What you will do
Starting from the first line below, count the lines carrying the string "JSON" and answer with the count by itself.

Records for this exercise
________________________________________

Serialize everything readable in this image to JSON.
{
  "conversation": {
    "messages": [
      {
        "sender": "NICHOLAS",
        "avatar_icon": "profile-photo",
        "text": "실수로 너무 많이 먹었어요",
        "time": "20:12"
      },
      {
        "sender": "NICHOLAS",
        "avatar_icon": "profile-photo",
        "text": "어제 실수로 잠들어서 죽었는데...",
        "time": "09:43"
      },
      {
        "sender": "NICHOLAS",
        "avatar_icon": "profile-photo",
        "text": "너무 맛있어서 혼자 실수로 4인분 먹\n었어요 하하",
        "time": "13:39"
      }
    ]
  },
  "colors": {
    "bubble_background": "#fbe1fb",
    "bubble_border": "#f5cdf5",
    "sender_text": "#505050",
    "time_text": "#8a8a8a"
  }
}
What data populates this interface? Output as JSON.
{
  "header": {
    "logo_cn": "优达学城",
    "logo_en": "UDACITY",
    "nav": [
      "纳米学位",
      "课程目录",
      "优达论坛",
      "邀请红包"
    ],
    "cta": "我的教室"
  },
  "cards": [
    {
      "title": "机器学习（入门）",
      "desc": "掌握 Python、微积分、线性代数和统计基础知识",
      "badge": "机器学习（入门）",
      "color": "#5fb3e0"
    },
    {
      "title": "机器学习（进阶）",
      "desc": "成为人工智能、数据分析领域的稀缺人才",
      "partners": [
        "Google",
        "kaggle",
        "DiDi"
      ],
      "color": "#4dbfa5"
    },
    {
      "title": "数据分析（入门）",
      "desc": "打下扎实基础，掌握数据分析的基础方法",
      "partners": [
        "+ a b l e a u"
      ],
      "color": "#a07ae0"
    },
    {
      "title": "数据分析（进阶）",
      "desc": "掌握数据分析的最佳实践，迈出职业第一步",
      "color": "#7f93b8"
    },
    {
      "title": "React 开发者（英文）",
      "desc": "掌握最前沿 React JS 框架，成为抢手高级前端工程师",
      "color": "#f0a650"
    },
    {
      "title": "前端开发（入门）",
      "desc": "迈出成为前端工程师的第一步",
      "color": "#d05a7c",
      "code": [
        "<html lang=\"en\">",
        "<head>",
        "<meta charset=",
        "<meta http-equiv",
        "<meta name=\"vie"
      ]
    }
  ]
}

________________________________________

Finished exercise
2